INTRODUCTION: Obstructive sleep apnea (OSA) is a common, yet serious, medical condition that may result from an anatomically narrowed upper airway lumen. Lymphoma is a rare cause of tonsillar hypertrophy most often effecting the pediatric population. We report, for the first time in the literature to our knowledge, the case of an adult with undiagnosed large B-cell lymphoma and bilateral tonsillar hypertrophy who presented because of signs and symptoms of obstructive sleep apnea.
CASE PRESENTATION: A thin 39-year-old man presented to his primary care physician (PCP) for evaluation of disruptive snoring. Several months earlier he had experienced tender, swollen cervical lymph nodes on the right which had resolved spontaneously. Aside from a globus sensation when he swallowed, he had no other complaints. The patient was referred to the ear, nose and throat (ENT) clinic where asymmetric bilateral tonsillar hypertrophy without associated cervical lymphadenopathy was detected. Although he denied excessive daytime sleepiness (Epworth Sleepiness Scale = 2), he complained of severe snoring (Snoring Severity Scale = 8) and had a history of hypertension. He was subsequently referred for polysomnography which showed repeated airway obstruction (apnea/hypopnea index = 57.4) associated with severe oxygen desaturations (low SpO2 = 71%). Given the apparent anatomic cause for his symptoms, the patient elected to undergo surgical modification of the upper airway which included uvulopalatopharyngoplasty (UPPP) with tonsillectomy and coblation-assisted turbinate reduction. The excised tonsils were asymmetrically enlarged (right, 4.5 x 4.5 x 2.5 cm; left, 4.5 x 2.5 x 1 cm) and pathology demonstrated large B-cell lymphoma effecting both tonsils. He was subsequently treated with CHOP chemotherapy.

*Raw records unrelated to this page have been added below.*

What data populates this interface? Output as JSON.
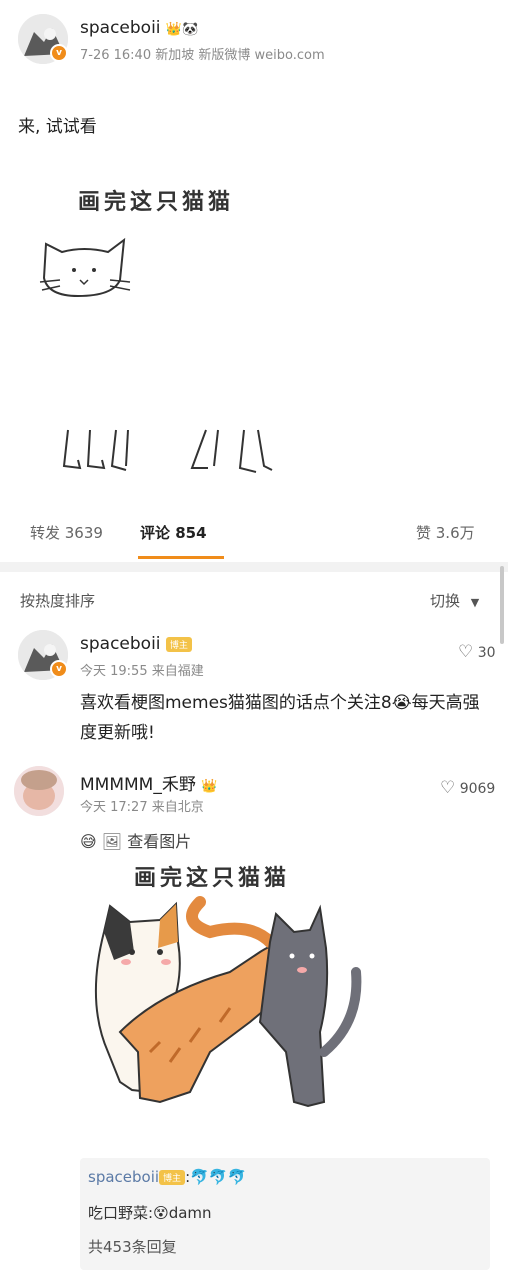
{
  "post": {
    "username": "spaceboii",
    "meta": "7-26 16:40 新加坡 新版微博 weibo.com",
    "text": "来, 试试看",
    "image_title": "画完这只猫猫"
  },
  "stats": {
    "repost": "转发 3639",
    "comments": "评论 854",
    "likes": "赞 3.6万"
  },
  "sort": {
    "label": "按热度排序",
    "switch": "切换"
  },
  "comments": [
    {
      "username": "spaceboii",
      "badge": "博主",
      "meta": "今天 19:55 来自福建",
      "likes": "30",
      "text": "喜欢看梗图memes猫猫图的话点个关注8😭每天高强度更新哦!"
    },
    {
      "username": "MMMMM_禾野",
      "meta": "今天 17:27 来自北京",
      "likes": "9069",
      "view_image": "查看图片",
      "image_title": "画完这只猫猫",
      "replies": [
        {
          "user": "spaceboii",
          "badge": "博主",
          "text": ":🐬🐬🐬"
        },
        {
          "user": "吃口野菜",
          "text": ":😵damn"
        }
      ],
      "reply_count": "共453条回复"
    }
  ],
  "colors": {
    "accent_orange": "#f08c1a",
    "badge_gold": "#f3c248",
    "reply_blue": "#5b7aa6"
  }
}
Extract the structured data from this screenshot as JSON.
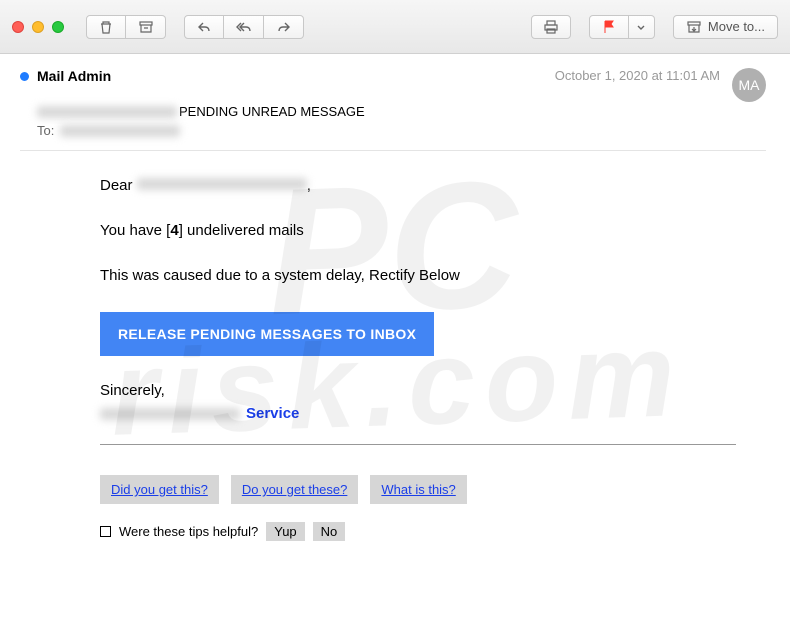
{
  "toolbar": {
    "move_label": "Move to..."
  },
  "header": {
    "from": "Mail Admin",
    "date": "October 1, 2020 at 11:01 AM",
    "avatar_initials": "MA",
    "subject": "PENDING UNREAD MESSAGE",
    "to_label": "To:"
  },
  "body": {
    "greeting_prefix": "Dear ",
    "greeting_suffix": ",",
    "line1_before": "You have [",
    "line1_count": "4",
    "line1_after": "] undelivered mails",
    "line2": "This was caused due to a system delay, Rectify Below",
    "cta": "RELEASE PENDING MESSAGES TO INBOX",
    "sincerely": "Sincerely,",
    "service": "Service"
  },
  "quickreply": {
    "q1": "Did you get this?",
    "q2": "Do you get these?",
    "q3": "What is this?"
  },
  "tips": {
    "prompt": "Were these tips helpful?",
    "yes": "Yup",
    "no": "No"
  },
  "watermark": {
    "line1": "PC",
    "line2": "risk.com"
  }
}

DISCUSSIONS: OSA is a common disorder effecting overweight/obese adults. Non-obese adults with obstructive sleep apnea should be carefully assessed for evidence of an anatomic limitation of the upper airway lumen that might result from various craniofacial anomalies, macroglossia and adenoid tonsillar hypertrophy. Tonsillar hypertrophy is a common remedial risk factor for OSA in the pediatric population, but may also play a role in the pathophysiology of sleep-related upper airway obstruction in adults1. The most common causes of asymmetric tonsils are unequal scarring from prior infection and benign lymphoid hyperplasia. An asymmetric appearance of the tonsils may also result from unequal depth of the surrounding tonsillar fossa. Despite the uncertainties, routine tonsillectomy with pathologic evaluation is the standard of care2 and recommendation of the American Academy of Otolaryngology for children with asymmetric tonsillar hypertrophy. No such recommendations exist for adults and individuals with asymmetric tonsils should be carefully questioned for symptoms or signs of malignancy including pain, ulceration, cervical adenopathy, and constitutional symptoms.
CONCLUSION: Patient’s with signs and symptoms of obstructive sleep apnea should be carefully examined for evidence of anatomic abnormalities/obstruction of the upper airway including pharyngeal tonsil enlargement. Asymmetric tonsillar hypertrophy is most often benign; however underlying malignancy should always be considered.
DISCLOSURE: Jose Gomez, No Financial Disclosure Information; No Product/Research Disclosure Information